When Junior was in primary school, he got very interested in sports. He was actually very athletic. He was in the cross country team, football team and played a little bit of rugby. This was his escape. On the pitch or on a run he could release his pent-up anger.

Lina met Saulo at the salon. He was a kind man who travelled often to Dubai and China. They became friends right away. Saulo felt sorry for Lina, he had heard the hairdressers gossiping about Lina. He could see the sadness she tried to hide with her shy smiles. Saulo liked Lina and made sure to schedule his manicure and pedicure appointments when Lina’s salon appointments were. Thanks to George’s routines, she went to the salon every two weeks on Thursdays at one after he had had lunch. She would have enough time to have her hair done with plenty of time to spare so that she was not late to pick Junior up. Lina looked forward to those Thursdays when she would see Saulo. He knew so much about life. She enjoyed his travel stories, his fashion advice and they had fun gossip sessions.

Junior was sent to boarding school for his high school. His father felt he was too close to his mother and would become too soft. The reality was that George was jealous of their relationship. The beatings had reduced. George was getting old. He was not as strong nor as quick to beat Lina as he was. The verbal abuse got worse though. The older he got the meaner he seemed to be. His business was not as big as it used to be. Many players got into the industry. Younger players with fresh ideas and he was literally squeezed out to the market. He had to reduce his operation considerably in order to keep business open, but he knew the end was near. He only had one steady client and that was not enough to keep them afloat.

Time does fly when you are being mistreated. By the end of 2019, Junior had completed his secondary school education and Lina was over forty years old. She still had the dream of leaving her husband and Saulo was helping her make it a reality.

Saulo had helped Lina open a small shop next to the salon. She had asked him to buy her small trinkets with the monies she had saved on his travels and that is how her business started. She had employed a young salesgirl who she would check on daily when George was at work. Her business grew from selling trinkets to a full-fledge clothing boutique. She was ready to leave.

The morning of her exit, she prepared George’s food as usual. Served him and sat and listened to his criticism and insults. She then cleared the table and he left for his office.

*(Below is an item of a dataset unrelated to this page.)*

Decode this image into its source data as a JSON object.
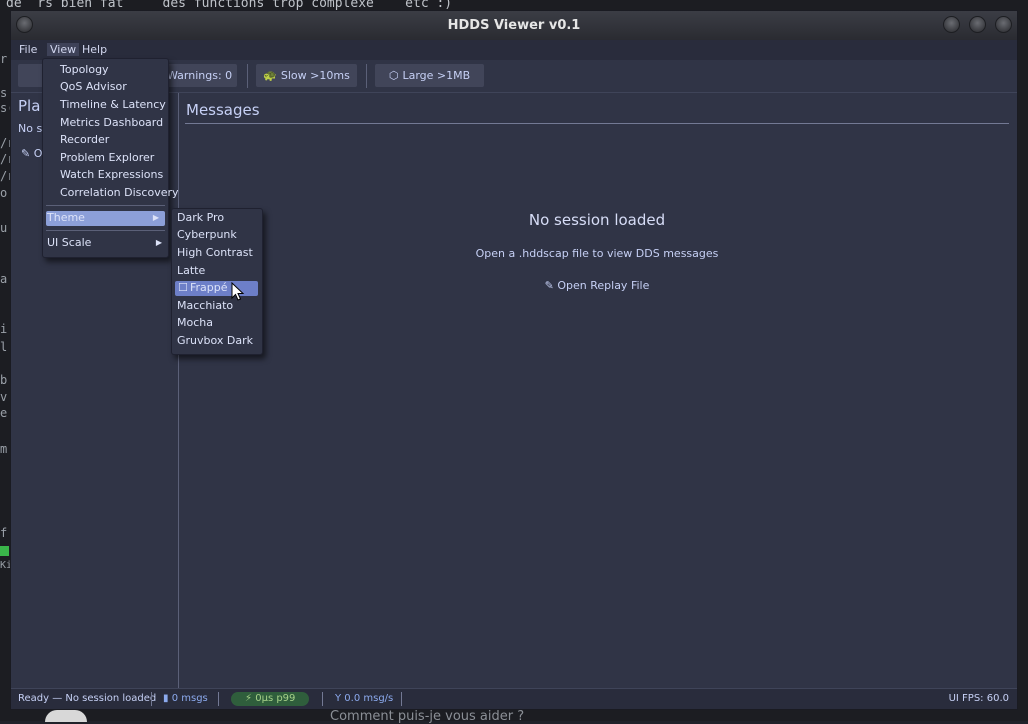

She then sat down with Junior and had a candid conversation about her plans. Junior was so excited to leave he did not mind that they were moving to a much smaller house in a different part of town. They quickly packed a few essentials and left.

George was having a particularly rough day. His landlord at the office had sent auctioneers and his one remaining client had sent a notice to terminate. As he drove home for lunch he hoped his wife had his meal on the table. This was one of the days he could easily be set off.

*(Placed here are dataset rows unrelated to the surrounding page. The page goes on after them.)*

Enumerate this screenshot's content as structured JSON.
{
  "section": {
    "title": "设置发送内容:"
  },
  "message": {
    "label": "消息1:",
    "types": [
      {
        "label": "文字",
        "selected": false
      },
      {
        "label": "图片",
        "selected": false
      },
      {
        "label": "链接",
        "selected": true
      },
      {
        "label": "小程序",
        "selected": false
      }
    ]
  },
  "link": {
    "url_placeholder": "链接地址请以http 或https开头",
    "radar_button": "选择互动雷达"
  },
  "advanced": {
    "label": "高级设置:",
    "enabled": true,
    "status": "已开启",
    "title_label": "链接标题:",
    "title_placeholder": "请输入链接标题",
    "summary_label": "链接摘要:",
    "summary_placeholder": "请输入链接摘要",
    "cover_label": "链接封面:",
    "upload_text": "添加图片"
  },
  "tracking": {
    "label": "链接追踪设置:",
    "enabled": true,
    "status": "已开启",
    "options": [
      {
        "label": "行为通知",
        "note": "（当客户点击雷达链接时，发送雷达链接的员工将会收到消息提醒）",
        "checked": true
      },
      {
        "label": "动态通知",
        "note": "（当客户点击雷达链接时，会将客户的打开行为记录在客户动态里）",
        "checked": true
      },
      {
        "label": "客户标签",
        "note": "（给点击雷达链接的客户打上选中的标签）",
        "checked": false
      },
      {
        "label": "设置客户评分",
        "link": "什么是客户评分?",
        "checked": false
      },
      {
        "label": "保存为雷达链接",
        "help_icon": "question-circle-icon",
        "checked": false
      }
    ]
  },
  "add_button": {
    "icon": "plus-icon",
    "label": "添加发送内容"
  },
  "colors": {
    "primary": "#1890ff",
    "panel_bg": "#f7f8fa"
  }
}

He walked into his house and there was no smell of food. The house was deathly quiet. Usually, he would have to shout at Junior to turn down his ghastly music.

“If this stupid woman has not cooked, I will knock her teeth out today!” he muttered to himself.

“Lina!” He yelled. “I will not call you twice!”

Nothing.

Her car was outside. He went up to Junior’s room, he was not in. He went to the master bedroom, Lina was not in.

He sat on his chair and waited. He waited till it became dark. She was not coming back.